The United States government has imposed sanctions on two senior al Shabaab leaders behind last January’s attack on Manda Bay Airfield in Lamu county that claimed lives of three people, including an American soldier.
Abdullahi Osman Mohamed, a senior explosives expert and Maalim Ayman who is believed to have planned the attack, have been declared, “specially designated global terrorists.”
As a result, all the assets they may have in the US jurisdictions are frozen and Americans banned from doing business with them.
During a briefing to the media at the State Department last week, Secretary of State Mike Pompeo announced the US had designated Mohamed who is also the leader of the terror group’s media wing, al-Kataib, and Ayman who was responsible for the attack.
“US persons are generally prohibited from engaging in any transactions with Mohamed and Ayman.

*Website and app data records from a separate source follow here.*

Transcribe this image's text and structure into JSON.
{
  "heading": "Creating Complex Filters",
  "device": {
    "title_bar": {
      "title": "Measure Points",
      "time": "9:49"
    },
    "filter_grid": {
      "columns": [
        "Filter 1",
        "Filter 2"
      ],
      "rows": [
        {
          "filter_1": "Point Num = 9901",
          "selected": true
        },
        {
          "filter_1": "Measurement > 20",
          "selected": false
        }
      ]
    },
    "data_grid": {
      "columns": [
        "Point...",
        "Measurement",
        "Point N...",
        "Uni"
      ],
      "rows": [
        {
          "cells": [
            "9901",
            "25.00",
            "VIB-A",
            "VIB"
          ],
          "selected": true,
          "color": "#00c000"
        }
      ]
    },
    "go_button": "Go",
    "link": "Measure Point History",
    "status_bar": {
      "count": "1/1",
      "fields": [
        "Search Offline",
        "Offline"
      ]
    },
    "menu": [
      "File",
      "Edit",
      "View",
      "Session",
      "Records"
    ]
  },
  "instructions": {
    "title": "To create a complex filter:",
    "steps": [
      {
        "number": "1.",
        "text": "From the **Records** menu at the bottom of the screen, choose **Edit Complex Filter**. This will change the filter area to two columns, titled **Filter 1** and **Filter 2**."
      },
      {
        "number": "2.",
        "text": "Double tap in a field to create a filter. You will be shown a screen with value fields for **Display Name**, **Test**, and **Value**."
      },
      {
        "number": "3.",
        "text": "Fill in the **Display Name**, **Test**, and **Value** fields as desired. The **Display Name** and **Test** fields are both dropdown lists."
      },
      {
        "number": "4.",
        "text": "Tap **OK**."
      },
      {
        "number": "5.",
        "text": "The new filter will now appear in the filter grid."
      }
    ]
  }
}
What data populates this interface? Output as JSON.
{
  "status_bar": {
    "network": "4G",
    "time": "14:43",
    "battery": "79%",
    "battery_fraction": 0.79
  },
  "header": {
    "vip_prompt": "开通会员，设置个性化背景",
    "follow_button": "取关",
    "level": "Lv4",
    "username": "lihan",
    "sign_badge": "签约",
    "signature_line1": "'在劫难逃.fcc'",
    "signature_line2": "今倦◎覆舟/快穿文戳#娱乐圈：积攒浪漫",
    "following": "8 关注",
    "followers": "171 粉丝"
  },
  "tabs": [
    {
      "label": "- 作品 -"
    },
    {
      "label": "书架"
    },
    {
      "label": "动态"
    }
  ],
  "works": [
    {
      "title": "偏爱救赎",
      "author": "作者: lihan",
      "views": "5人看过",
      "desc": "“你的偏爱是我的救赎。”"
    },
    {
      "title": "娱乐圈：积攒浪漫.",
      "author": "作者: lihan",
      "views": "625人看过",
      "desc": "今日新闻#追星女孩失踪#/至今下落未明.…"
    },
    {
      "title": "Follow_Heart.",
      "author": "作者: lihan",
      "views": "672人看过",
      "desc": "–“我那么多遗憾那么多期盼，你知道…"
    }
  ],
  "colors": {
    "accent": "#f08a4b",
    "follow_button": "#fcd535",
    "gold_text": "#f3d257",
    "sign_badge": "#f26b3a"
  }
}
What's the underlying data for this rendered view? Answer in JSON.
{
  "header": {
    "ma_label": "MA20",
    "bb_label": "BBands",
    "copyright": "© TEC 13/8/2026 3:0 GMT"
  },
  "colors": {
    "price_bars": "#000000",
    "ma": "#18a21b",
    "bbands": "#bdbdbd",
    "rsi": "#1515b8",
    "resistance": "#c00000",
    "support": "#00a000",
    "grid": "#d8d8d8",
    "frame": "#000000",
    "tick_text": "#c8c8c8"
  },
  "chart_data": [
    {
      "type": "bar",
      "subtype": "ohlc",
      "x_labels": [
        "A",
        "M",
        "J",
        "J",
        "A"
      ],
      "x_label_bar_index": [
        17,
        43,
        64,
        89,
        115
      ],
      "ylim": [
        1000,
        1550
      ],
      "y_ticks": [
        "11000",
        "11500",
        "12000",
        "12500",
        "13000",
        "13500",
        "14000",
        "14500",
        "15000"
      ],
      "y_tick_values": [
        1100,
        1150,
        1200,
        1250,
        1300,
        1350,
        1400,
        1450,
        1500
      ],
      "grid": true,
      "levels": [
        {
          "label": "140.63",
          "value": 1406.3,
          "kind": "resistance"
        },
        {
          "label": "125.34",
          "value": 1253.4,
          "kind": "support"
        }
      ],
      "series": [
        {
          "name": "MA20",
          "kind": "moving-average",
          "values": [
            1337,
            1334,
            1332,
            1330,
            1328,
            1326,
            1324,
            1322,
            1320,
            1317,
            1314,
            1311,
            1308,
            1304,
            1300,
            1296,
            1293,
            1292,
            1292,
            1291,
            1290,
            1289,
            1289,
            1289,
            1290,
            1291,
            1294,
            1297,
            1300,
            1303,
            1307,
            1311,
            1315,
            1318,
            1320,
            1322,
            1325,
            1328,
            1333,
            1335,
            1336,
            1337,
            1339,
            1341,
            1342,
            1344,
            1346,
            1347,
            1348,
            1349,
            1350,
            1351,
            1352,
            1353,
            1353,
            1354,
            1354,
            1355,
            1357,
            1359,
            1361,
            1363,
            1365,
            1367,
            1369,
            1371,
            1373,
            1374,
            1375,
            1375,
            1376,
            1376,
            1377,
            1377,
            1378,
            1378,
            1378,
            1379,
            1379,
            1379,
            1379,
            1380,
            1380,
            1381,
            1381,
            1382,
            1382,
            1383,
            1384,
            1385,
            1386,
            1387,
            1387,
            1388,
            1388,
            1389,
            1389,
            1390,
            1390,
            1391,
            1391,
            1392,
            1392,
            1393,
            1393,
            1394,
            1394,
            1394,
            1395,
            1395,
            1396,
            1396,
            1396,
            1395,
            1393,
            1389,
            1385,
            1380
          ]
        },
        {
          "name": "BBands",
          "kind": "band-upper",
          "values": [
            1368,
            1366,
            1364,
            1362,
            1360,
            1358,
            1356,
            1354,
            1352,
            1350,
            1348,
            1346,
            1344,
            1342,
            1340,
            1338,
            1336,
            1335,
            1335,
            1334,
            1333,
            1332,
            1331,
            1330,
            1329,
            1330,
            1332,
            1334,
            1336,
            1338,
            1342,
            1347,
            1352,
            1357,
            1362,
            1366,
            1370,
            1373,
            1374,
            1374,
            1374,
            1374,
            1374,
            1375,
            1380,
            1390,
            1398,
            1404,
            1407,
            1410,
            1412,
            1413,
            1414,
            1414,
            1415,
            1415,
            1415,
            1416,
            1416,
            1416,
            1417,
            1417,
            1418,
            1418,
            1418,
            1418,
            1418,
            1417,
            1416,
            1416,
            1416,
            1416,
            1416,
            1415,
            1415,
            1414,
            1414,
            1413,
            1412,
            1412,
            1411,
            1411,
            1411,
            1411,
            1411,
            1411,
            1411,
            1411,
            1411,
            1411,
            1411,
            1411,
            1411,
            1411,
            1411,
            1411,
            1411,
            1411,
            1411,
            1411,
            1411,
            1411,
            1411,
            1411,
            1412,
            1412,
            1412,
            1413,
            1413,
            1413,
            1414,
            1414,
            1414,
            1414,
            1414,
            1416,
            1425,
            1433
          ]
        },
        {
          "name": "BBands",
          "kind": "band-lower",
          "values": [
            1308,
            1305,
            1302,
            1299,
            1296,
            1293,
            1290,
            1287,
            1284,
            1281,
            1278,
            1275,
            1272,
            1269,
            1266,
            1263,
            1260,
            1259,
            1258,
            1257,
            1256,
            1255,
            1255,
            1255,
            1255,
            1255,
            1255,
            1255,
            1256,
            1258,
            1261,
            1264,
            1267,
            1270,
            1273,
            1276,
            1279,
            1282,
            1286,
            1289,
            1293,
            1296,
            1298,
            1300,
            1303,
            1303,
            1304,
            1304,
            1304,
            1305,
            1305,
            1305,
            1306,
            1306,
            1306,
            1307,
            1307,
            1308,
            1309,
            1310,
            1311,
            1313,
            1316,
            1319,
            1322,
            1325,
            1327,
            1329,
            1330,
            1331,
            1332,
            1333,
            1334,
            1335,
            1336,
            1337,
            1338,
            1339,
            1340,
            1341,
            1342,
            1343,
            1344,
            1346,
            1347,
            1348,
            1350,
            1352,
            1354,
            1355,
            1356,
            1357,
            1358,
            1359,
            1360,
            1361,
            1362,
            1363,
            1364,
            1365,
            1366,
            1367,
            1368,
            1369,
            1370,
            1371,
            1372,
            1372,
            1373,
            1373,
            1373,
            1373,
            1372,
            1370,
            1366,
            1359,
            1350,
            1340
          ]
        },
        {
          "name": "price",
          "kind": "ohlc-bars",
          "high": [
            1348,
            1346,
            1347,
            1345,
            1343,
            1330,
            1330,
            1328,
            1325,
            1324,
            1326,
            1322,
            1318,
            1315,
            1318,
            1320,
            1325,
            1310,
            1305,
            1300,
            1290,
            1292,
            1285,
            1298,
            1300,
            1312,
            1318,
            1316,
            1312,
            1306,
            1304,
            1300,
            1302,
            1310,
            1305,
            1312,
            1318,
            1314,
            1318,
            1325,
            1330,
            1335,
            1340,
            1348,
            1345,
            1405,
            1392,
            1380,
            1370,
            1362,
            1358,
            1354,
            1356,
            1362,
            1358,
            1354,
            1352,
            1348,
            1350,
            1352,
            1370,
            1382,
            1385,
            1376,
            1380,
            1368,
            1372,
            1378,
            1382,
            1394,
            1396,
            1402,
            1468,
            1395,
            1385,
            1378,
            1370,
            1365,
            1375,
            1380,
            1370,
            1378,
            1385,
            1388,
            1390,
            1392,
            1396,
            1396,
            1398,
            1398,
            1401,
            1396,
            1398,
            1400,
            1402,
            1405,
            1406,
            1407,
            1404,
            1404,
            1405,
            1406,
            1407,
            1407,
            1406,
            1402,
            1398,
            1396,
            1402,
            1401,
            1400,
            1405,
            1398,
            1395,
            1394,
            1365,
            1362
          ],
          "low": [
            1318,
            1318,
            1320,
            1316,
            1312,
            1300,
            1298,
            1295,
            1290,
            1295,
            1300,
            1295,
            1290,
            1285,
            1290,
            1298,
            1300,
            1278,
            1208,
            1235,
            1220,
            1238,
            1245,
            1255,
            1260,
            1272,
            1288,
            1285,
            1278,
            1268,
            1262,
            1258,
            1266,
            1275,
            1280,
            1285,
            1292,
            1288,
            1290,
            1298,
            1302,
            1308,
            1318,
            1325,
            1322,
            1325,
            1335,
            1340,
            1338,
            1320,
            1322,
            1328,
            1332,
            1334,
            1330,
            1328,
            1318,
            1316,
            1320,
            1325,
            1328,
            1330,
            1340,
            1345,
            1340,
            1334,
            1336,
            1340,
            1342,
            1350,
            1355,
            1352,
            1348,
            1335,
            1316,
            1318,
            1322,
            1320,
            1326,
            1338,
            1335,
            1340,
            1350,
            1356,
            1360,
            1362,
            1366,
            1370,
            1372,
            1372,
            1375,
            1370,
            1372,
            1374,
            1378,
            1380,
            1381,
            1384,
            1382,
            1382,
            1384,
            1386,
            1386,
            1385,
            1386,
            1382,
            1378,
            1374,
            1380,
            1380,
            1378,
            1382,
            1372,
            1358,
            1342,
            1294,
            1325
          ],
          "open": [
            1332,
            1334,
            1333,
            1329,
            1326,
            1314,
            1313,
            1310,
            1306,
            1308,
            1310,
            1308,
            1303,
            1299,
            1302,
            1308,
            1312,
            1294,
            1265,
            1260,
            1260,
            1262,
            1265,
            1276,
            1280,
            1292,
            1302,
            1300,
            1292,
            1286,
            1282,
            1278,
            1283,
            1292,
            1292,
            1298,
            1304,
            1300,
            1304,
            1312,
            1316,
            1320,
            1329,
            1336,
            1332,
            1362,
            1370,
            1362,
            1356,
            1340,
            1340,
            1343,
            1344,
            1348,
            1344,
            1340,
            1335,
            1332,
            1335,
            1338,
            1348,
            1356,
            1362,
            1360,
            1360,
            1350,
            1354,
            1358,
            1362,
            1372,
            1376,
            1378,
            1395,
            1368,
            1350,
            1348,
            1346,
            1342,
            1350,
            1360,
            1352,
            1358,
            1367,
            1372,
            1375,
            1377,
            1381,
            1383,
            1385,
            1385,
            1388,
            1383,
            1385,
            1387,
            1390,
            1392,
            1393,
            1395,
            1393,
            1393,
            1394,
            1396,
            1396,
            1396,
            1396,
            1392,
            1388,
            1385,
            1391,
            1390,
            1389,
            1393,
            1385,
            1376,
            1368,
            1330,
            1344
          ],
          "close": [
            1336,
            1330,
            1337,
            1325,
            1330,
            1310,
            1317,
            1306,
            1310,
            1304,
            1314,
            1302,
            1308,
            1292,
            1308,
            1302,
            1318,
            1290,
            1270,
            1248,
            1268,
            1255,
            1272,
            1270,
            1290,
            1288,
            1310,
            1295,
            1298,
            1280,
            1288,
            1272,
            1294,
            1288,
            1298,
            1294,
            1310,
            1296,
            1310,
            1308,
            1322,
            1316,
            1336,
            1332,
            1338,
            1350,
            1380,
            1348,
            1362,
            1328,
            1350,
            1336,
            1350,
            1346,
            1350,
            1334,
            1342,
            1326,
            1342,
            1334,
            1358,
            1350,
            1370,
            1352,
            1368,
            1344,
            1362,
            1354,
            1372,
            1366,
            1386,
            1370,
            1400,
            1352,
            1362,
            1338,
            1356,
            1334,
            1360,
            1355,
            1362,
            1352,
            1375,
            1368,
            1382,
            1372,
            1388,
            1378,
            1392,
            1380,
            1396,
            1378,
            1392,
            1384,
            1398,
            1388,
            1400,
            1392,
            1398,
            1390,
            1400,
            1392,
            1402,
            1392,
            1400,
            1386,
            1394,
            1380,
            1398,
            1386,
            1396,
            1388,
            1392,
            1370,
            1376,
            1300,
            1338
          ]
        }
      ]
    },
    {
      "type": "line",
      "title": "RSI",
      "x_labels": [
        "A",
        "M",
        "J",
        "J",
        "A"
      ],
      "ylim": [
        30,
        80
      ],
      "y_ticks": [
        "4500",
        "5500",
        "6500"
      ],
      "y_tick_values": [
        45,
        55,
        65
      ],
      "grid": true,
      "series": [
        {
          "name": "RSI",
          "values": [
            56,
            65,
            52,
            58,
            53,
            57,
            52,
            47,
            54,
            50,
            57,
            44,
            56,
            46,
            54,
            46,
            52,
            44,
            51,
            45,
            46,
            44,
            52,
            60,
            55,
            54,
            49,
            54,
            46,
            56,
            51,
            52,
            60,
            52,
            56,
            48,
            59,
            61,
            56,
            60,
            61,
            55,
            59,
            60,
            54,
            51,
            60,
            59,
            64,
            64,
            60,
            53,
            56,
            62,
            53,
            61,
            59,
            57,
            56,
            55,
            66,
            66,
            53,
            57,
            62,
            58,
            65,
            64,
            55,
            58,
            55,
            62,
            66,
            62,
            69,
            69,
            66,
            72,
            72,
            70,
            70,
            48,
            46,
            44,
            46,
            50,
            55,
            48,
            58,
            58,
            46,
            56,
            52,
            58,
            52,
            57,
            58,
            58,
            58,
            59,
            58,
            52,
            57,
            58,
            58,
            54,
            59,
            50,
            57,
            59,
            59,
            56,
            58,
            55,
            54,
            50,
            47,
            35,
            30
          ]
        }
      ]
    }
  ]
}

Their property and interests in property subject to US jurisdiction are blocked,” the state department said in a statement.
United States had designated al Shabaab as a ‘foreign terrorist organisation’ in 2008.
The attack was the first on the US forces in Kenya by the al Shabaab.
The victim, a Fort Rucker soldier Henry Mitch Mayfield 23, was killed alongside two other US contractors during the attack where five other terrorists were also killed.
During the attack six US contractor aircrafts and vehicles were also destroyed.
Mayfield joined the Army in June 2018 and graduated with basic training in October.
US authorities, Mohammed is also a special advisor to the emir of al Shabaab while his colleague, Ayman is the leader of Jaysh Ayman, a unit behind the attacks and operations in Kenya and Somalia.
The dawn attack at around 5.30am involved indirect and small arms fire after penetration of the perimeter wall.
Manda is utilised by the US forces whose mission includes providing training to African partners, responding to crisis and protecting US interests around the region.
Camp Simba was established more than a decade ago and has about 100 personnel.
Just before the attack, a villager reported that he saw at least 11 suspected terrorists entering Boni Forest, which the militants have used as a hideout.
The announcement came just two weeks after the United Nations Security Council (UNSC) voted to extend an arms embargo on Somalia and ban the sale or shipment to the country of components for improvised explosive devices if there is “significant risk” they may be used in manufacturing IEDs.
The Executive Order 13224, signed by former President George Bush in September 2001, provides a means by which to disrupt the financial support network for terrorists by authorising the US government to designate and block the assets of foreign individuals and entities that commit, or pose a significant risk of committing, acts of terrorism.
The designation aims at deterring donations, heightening public awareness, disrupt terrorist networks and encourage designated entities to get out of the terrorism business.
The UNSC has rejected Kenya’s request to blacklist al Shabaab as a terrorist group claiming the move would bring humanitarian crisis in Somalia.
In an interview early this year, the US Ambassador Kyle McCarter said the US formally designated al Shabaab as a Foreign Terrorist Organisation in 2008.
“But we have not done it under the UN resolution 1267 the way Kenya wants, which would require us to withdraw humanitarian aid to Somalia,” he said.
In September, the Interior Cabinet Secretary Fred Matiang’i also ordered for freezing of funds and property of nine terror suspects.
The new move followed the reorientation of the country’s counterterrorism policy that now incorporate preventive and socio-economic interventions into the existing security and military operations.
Listed suspects are Halima Adan Ali, Waled Ahmed Zein, Sheikh Guyo Gorsa Boru, Mohammed Abdi Ali aka Abu Fidaa, and Nuseiba Mohammed Haji.
Others are Abdimajit Adan Hassan, Mohammed Ali Abdi, Muktar Ibrahim Ali, and Mire Abdullahi Elmi.
Matiang’i has warned that terrorism remains the single biggest threat to global peace and security, and that there was need to adopt other new strategies.
He has further warned that terrorists were also progressively planting operatives among the civilians strategically to advance their agenda through recruitment and radicalisation to violent extremism and terrorism.